Neighbourhood planning

Case Studies

Case Study 1
Case Study 2

Credit Photo: Balsall Heath Forum

Balsall Heath is an inner-city district of Birmingham with a multi-ethnic population of about 15,000 and high levels of deprivation.

It is a confident community where people want to get involved when they are treated as part of the solution, not the problem. The process of neighbourhood planning was led by the Balsall Heath Forum with extensive public engagement throughout so that the plan reflected local people's needs and priorities.

Their Neighbourhood Plan sets out a programme of regeneration, including a new station to create better links with Birmingham Moor Street. Other key policies are:

  • Improvement of the seven local parks
  • Regeneration of the two high streets
  • 300 new homes
  • New town square and centre for local enterprises
  • Measures to reduce traffic and parking congestion

On 8th October 2015 the referendum on the plan was held. It received a 90% 'yes' vote from local residents making Balsall Heath the first place in Birmingham to vote in a neighbourhood plan.

Woodcote is a village in the Chilterns in an area of Outstanding Natural Beauty. Like many English villages, expensive detached houses have priced younger owners out of the market.

In September 2011 in a parish meeting with over 250 residents in attendance, 15 volunteers formed a group to research and write a neighbourhood plan for the area. They identified 6 topic areas to focus on:

  • Housing
  • Housing sites
  • Design
  • Community wellbeing
  • Traffic & transport
  • Employment & Local economy

The group undertook a large programme of consultation, with large scale community events, workshops, drop-ins and a questionnaire. The results formed part of the evidence base for their plan. Housing is a particular focus, with guidelines to ensure the needs of the whole community were met.

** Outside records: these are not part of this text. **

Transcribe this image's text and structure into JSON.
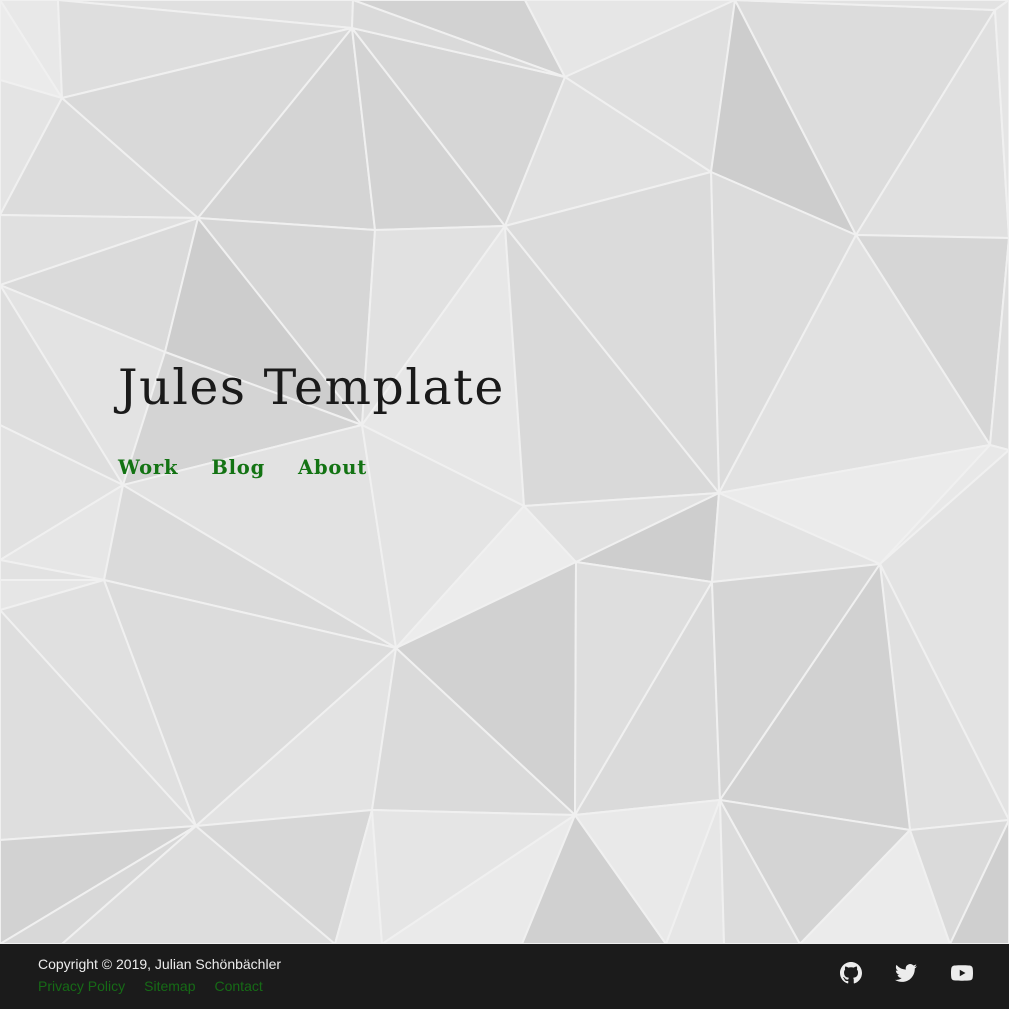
{
  "site": {
    "title": "Jules Template"
  },
  "nav": {
    "items": [
      {
        "label": "Work"
      },
      {
        "label": "Blog"
      },
      {
        "label": "About"
      }
    ]
  },
  "footer": {
    "copyright": "Copyright © 2019, Julian Schönbächler",
    "links": [
      {
        "label": "Privacy Policy"
      },
      {
        "label": "Sitemap"
      },
      {
        "label": "Contact"
      }
    ],
    "social": [
      {
        "icon": "github-icon"
      },
      {
        "icon": "twitter-icon"
      },
      {
        "icon": "youtube-icon"
      }
    ]
  },
  "colors": {
    "link_green": "#137313",
    "footer_bg": "#1b1b1b",
    "background_gray": "#e2e2e2"
  }
}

At the referendum on 3 April 2014, 91% of people voted 'yes' to the plan. As a result of creating the neighbourhood plan, community opposition to development has turned into support, as it reflects the needs of the community and gives them a voice in what happens in their area.